#### Exercise description
Each line of the records that holds "parado" should be shown in full.

#### The records
== == ==

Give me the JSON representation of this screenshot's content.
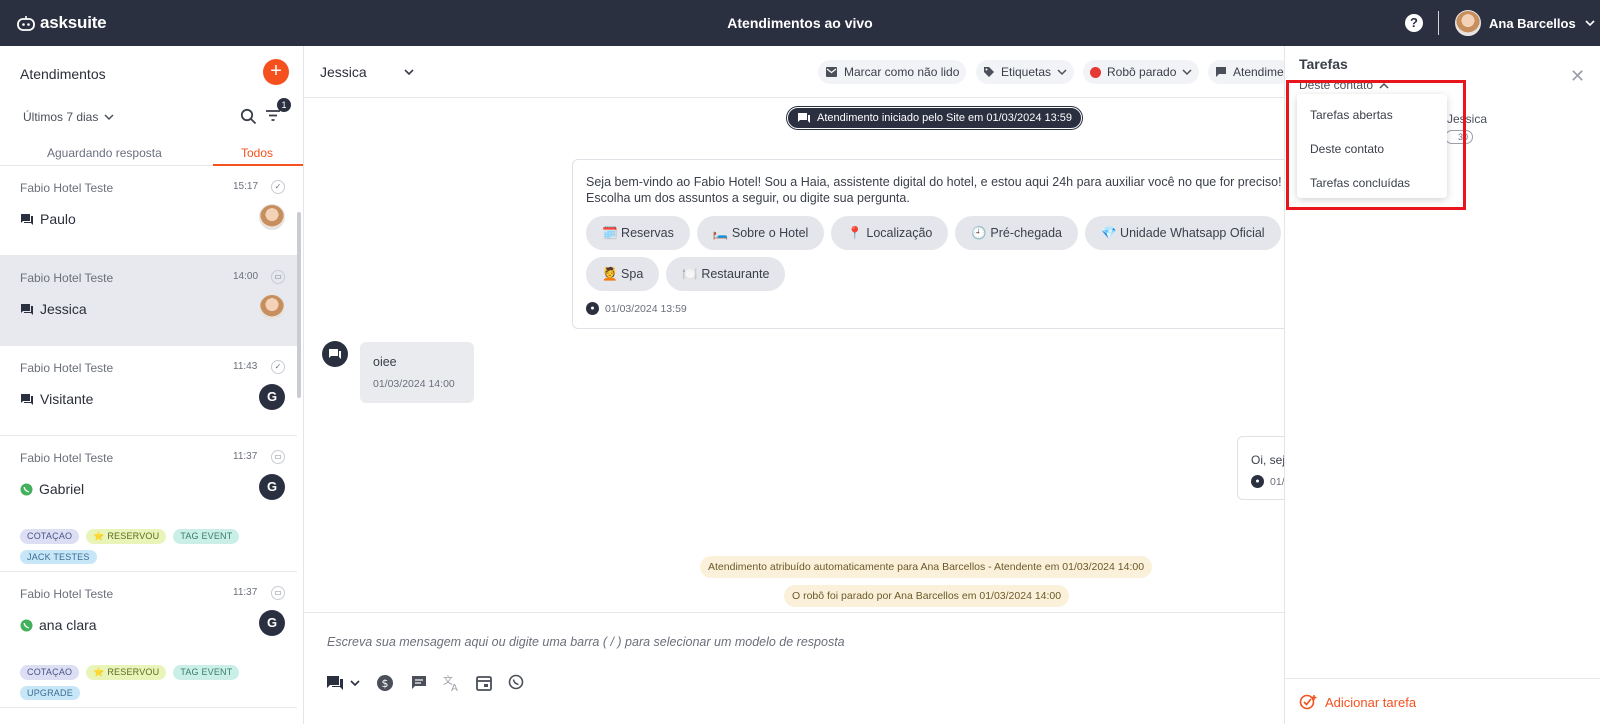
{
  "app": {
    "logo": "asksuite",
    "title": "Atendimentos ao vivo",
    "user": "Ana Barcellos",
    "help": "?"
  },
  "sidebar": {
    "title": "Atendimentos",
    "add": "+",
    "range": "Últimos 7 dias",
    "filter_count": "1",
    "tabs": [
      "Aguardando resposta",
      "Todos"
    ],
    "conversations": [
      {
        "hotel": "Fabio Hotel Teste",
        "time": "15:17",
        "name": "Paulo",
        "status": "✓",
        "channel": "chat",
        "avatar": "photo",
        "tags": []
      },
      {
        "hotel": "Fabio Hotel Teste",
        "time": "14:00",
        "name": "Jessica",
        "status": "▭",
        "channel": "chat",
        "avatar": "photo",
        "tags": []
      },
      {
        "hotel": "Fabio Hotel Teste",
        "time": "11:43",
        "name": "Visitante",
        "status": "✓",
        "channel": "chat",
        "avatar": "G",
        "tags": []
      },
      {
        "hotel": "Fabio Hotel Teste",
        "time": "11:37",
        "name": "Gabriel",
        "status": "▭",
        "channel": "whatsapp",
        "avatar": "G",
        "tags": [
          "COTAÇAO",
          "⭐ RESERVOU",
          "TAG EVENT",
          "JACK TESTES"
        ]
      },
      {
        "hotel": "Fabio Hotel Teste",
        "time": "11:37",
        "name": "ana clara",
        "status": "▭",
        "channel": "whatsapp",
        "avatar": "G",
        "tags": [
          "COTAÇAO",
          "⭐ RESERVOU",
          "TAG EVENT",
          "UPGRADE"
        ]
      }
    ]
  },
  "chat": {
    "contact": "Jessica",
    "actions": {
      "mark_unread": "Marcar como não lido",
      "tags": "Etiquetas",
      "robot": "Robô parado",
      "attend": "Atendime"
    },
    "start_notice": "Atendimento iniciado pelo Site em 01/03/2024 13:59",
    "bot_message": {
      "line1": "Seja bem-vindo ao Fabio Hotel! Sou a Haia, assistente digital do hotel, e estou aqui 24h para auxiliar você no que for preciso! 😊",
      "line2": "Escolha um dos assuntos a seguir, ou digite sua pergunta.",
      "options": [
        "🗓️ Reservas",
        "🛏️ Sobre o Hotel",
        "📍 Localização",
        "🕘 Pré-chegada",
        "💎 Unidade Whatsapp Oficial",
        "💆 Spa",
        "🍽️ Restaurante"
      ],
      "timestamp": "01/03/2024 13:59"
    },
    "user_message": {
      "text": "oiee",
      "timestamp": "01/03/2024 14:00"
    },
    "agent_message": {
      "text": "Oi, sej",
      "timestamp": "01/"
    },
    "system_messages": [
      "Atendimento atribuído automaticamente para Ana Barcellos - Atendente em 01/03/2024 14:00",
      "O robô foi parado por Ana Barcellos em 01/03/2024 14:00"
    ],
    "composer_placeholder": "Escreva sua mensagem aqui ou digite uma barra ( / ) para selecionar um modelo de resposta"
  },
  "tasks": {
    "title": "Tarefas",
    "filter": "Deste contato",
    "dropdown": [
      "Tarefas abertas",
      "Deste contato",
      "Tarefas concluídas"
    ],
    "behind_text": "Jessica",
    "behind_pill": "30",
    "add_label": "Adicionar tarefa"
  },
  "colors": {
    "topbar": "#2b3040",
    "accent": "#f4511e",
    "highlight": "#e8161c"
  }
}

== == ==

#### Result below
      "robot": "Robô parado",
      "O robô foi parado por Ana Barcellos em 01/03/2024 14:00"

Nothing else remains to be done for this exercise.